Some topics, when you review them every couple of years, you come to realize that the more things change, the more they stay the same. I remember all the prognostication ten years ago about cable cutters and the death of TV. Being me, I always took a more pragmatic, some might even say cynical, view.
Fast forward to today and if anything, there are more options for content than ever, before you even start adding in the streaming services. It’s a natural consequence of what happens when the cable companies started offering internet and the internet companies started offering cable. The end result of all that choice is that since your clients are getting their TV from somewhere, that means that AV pros have the joy of having to stay on top of how to control all these possible sources.
Personally I’ve had the singular joy of dealing with two different broadcast providers to my home in a relatively short period of time, and by extension, their boxes.
As the saying goes, “every solution has two problems.” But I’ll tell you that can be an optimistic assessment. I had our old Shaw HD-PVRs nicely integrated by my control system. They were old, pushing ten years, and in no way could they be called “smart” devices. That made it easy to control them.
The “upgrade” (and I use that term loosely) to Shaw’s Blue Sky boxes introduced new features that, at least at the time, couldn’t be controlled by a third-party. Fine.
In the end, it became moot, because we switched from Shaw to TELUS for both TV and internet. Really, it ended up being a six-of-one-half-a-dozen-of-the-other proposition because the new TELUS boxes have features were a bear to integrate into my control system too. Argh.
If a market has multiple service providers, then you have the fun of familiarizing yourself with the hardware from each of them. From experience, I’ll wager that you’ll have to keep track of which ones have discrete on/off codes for power, and which ones use a toggle.
Something that definitely hasn’t changed over the years is that cable boxes still lock up or freeze, and stop responding to commands.
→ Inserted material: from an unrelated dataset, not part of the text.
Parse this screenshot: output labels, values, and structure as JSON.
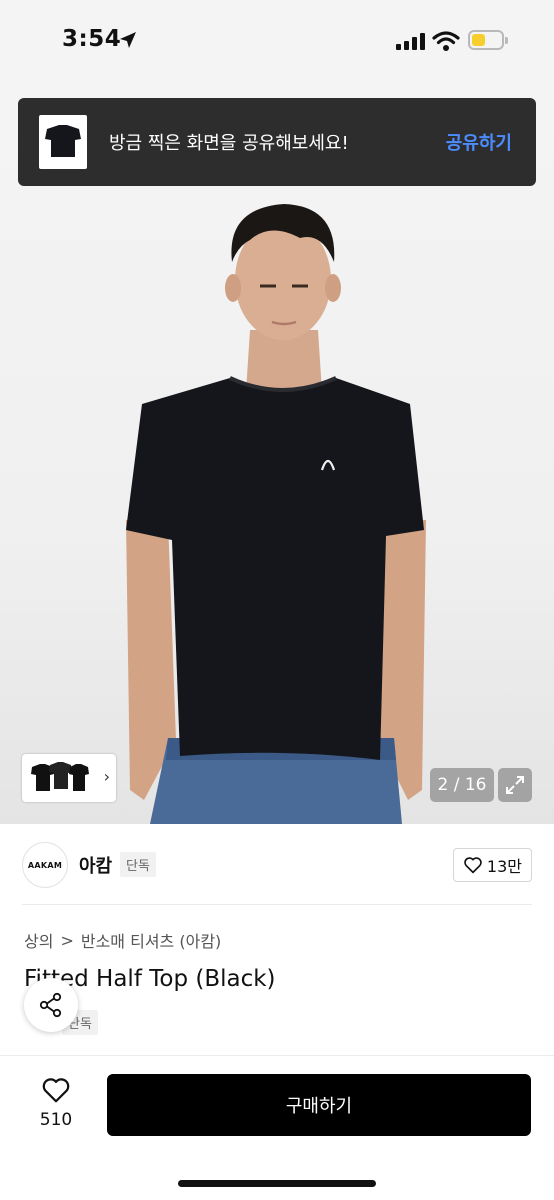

This is, to my mind, the single greatest value that network-enabled power banks offer: the ability to remotely boot cable boxes. Planning for things like that in your designs is the essence of designing for serviceability and networked power banks might be my favorite example of technology making your life easier.
Another thing that hasn’t changed is the inevitability of having to deal with the “cable guy.” Everyone who’s been around has at least one horror story about the cable guy showing up at the client’s house while the AV pro wasn’t there to supervise, and, at best, interfering with the wires and connections, and at worst, making snide comments about the AV pro and their installation.
Fortunately it’s a problem with a solution and in this case the old ways are still best. Ideally someone from your team should be present when the cable guy shows up to connect the services to the house and fire up their boxes. But if you’re unable to schedule someone to be there you need to coach the client on the following script: “Good day Mr./Ms. Cable Guy. Just set that receiver down there. No, you don’t need to connect it. No, you don’t need to touch this rack full of equipment. All you have to do is go down to the panel in the mechanical room and make sure the signal coming into the house is full strength. It is? Great! You need me to sign here? Great! No, don’t touch that! Thank you and goodbye!”
More often than not, that will head off trouble at the pass.